Feeling Good About Yourself Every Day

By: writers

Take a Breather & Take a Break!

When the Going Gets Tough, Take 5...or 10

When you're stuck in traffic or you find a heated confrontation building between you and your co-worker, or with your children or spouse, take a few seconds for some deep breaths, count to 10 or repeat a mantra that helps you regain some calm.

"You'll instantaneously reverse the stress physiology and help yourself feel better," says Dr. Selhub. The sequence to keep in mind: Stop, breathe, reflect (i.e. What is it that's stressing me out? Why am I feeling threatened? Am I over-exaggerating?), then choose (What would be the appropriate way to react to this situation?).


It's all about choice, says Issokson. "I think stress comes because we get so wrapped up that we forget that we always have a choice about how we respond," she says.

So what if you're stuck in traffic? You can't change the situation, but you can choose your response. "I can sit here and be upset and wail on my horn, or I can sit and listen to the music on the radio, think about my loved ones, and I'll get there when I get there," says Issokson.

Do Yourself a Favor

Treat yourself daily to activities or things that make your happy, whether it's getting a massage, taking a walk with the dog, giving in to a chocolate craving.

"One of the big problems, especially for women, is that they don't know how to take time out for themselves," says Dr. Selhub. "Self-nurturance is about recognizing your needs, recognizing your weaknesses, recognizing your strengths and then embellishing on that," says Dr. Selhub.

Jennifer Louden, author of "The Comfort Queen's Guide to Life" and "The Woman's Comfort Book," has these favorites for lifting spirits: showers by candlelight in the winter, reading her favorite poetry (or listening to favorite tunes), walks, and selecting particularly sumptuous, but comfortable, clothes.

Louden, who is writing another book called "The Mood Changer," to be released in 2002, advises coming up with a repertoire of feel-good rituals ahead of time so that when you're down in the dumps or overwhelmed, you aren't pressed for remedies.

Or break the monotony — change your hair color, cut your hair, buy something new, or take a different route to work. "It gives you that feeling that you're not in a rut, that your life isn't stagnant, that you have the control and ability to change something in your life, even though it's just minor," says Dr. Selhub.

Balanced nutrition and regular exercise also go a long way to help make you feel good, and each one can enhance the other, says Jane Kirby, a nutritionist in Charlotte, Vt. and author of "Dieting for Dummies."

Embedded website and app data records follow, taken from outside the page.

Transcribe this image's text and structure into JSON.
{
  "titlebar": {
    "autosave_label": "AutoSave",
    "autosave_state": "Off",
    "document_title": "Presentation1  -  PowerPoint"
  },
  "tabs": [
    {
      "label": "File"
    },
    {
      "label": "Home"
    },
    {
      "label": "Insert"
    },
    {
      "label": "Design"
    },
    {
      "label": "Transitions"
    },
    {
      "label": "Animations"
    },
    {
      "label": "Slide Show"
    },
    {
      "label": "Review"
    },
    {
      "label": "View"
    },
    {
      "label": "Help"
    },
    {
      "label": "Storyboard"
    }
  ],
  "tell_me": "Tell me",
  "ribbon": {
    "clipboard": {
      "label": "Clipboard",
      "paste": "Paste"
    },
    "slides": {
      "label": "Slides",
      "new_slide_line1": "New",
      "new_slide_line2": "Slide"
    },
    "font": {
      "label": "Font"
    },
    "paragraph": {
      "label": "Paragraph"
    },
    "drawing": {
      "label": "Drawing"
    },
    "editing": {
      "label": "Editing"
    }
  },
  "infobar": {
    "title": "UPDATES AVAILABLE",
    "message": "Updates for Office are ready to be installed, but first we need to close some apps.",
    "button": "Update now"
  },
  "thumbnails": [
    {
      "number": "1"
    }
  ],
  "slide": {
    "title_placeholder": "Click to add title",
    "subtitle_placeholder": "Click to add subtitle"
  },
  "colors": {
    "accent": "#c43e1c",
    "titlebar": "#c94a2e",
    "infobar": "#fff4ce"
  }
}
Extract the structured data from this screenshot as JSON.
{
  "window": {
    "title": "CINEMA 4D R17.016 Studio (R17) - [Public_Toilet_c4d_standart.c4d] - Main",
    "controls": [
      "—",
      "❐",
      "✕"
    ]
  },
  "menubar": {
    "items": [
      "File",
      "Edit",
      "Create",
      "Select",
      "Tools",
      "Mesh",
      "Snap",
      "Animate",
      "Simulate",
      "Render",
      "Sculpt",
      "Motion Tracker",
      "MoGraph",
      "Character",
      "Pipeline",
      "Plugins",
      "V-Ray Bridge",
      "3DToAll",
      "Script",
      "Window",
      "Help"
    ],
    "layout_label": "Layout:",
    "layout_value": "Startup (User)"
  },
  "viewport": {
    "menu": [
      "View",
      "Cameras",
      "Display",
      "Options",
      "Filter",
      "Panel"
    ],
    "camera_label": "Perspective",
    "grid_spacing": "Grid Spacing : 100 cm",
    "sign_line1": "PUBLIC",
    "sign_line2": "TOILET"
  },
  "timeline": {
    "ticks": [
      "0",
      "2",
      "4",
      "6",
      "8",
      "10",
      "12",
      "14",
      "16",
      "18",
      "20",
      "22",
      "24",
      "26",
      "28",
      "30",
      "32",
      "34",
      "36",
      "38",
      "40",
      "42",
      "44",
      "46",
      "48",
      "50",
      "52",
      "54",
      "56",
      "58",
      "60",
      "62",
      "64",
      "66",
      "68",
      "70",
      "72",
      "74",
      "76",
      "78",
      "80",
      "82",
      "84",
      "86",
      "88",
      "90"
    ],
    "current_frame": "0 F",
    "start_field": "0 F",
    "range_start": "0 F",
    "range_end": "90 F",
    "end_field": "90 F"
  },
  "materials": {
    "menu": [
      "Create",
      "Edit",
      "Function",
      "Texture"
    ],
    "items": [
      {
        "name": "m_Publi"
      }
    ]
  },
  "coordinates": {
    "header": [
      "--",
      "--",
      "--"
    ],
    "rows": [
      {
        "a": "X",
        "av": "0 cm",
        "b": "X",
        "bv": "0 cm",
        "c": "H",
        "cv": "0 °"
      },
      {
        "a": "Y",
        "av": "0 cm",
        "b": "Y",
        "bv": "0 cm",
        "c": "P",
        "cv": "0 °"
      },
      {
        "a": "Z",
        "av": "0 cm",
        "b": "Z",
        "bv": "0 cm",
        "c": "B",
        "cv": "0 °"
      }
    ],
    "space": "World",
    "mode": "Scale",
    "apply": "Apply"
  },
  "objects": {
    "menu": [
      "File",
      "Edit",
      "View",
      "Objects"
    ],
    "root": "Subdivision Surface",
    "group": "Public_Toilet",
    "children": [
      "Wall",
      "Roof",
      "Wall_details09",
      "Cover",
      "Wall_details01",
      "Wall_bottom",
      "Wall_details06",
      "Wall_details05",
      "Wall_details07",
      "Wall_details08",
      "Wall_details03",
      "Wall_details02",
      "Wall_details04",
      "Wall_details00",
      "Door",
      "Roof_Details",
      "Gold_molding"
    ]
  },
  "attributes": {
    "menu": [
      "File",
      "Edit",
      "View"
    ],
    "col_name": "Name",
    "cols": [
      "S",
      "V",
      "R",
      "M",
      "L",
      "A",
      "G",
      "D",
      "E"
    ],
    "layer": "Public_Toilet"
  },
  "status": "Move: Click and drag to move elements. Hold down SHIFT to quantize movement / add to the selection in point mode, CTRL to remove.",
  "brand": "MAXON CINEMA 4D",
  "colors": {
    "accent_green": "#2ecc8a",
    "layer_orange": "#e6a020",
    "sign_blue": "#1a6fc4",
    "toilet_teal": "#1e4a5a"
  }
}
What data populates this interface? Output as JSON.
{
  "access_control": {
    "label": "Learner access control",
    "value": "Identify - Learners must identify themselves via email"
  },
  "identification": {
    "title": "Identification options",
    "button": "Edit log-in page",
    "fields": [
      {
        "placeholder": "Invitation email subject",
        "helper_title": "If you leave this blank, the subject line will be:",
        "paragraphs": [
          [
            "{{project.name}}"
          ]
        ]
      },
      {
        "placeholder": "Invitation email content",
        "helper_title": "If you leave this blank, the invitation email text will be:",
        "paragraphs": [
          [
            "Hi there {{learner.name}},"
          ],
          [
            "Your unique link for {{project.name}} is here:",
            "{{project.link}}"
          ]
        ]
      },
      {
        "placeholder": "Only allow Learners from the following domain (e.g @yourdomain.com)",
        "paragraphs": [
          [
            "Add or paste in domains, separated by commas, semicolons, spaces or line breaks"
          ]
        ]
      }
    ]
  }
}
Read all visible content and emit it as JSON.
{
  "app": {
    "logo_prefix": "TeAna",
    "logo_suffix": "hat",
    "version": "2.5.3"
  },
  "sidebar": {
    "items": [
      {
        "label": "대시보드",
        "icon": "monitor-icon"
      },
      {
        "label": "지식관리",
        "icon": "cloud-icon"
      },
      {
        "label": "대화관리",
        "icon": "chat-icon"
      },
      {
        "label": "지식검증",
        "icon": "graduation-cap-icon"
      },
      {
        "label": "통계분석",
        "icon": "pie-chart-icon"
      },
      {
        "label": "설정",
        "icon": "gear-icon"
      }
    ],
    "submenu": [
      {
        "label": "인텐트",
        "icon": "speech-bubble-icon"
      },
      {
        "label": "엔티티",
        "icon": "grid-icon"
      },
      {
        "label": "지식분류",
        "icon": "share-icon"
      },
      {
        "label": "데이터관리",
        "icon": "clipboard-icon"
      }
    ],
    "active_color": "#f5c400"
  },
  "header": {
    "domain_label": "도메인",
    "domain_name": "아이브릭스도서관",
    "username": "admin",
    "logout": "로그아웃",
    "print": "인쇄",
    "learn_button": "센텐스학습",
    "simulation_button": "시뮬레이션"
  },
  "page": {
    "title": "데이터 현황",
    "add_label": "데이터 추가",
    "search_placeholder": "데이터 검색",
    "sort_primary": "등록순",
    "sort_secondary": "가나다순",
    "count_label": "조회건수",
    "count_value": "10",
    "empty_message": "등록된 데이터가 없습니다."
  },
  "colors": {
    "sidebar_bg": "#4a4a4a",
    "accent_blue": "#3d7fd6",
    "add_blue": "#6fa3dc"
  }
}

"When exercise becomes a personal commitment, people automatically change their eating habits," says Kirby. "Exercise kind of puts you in touch with how your body works and how your body feels."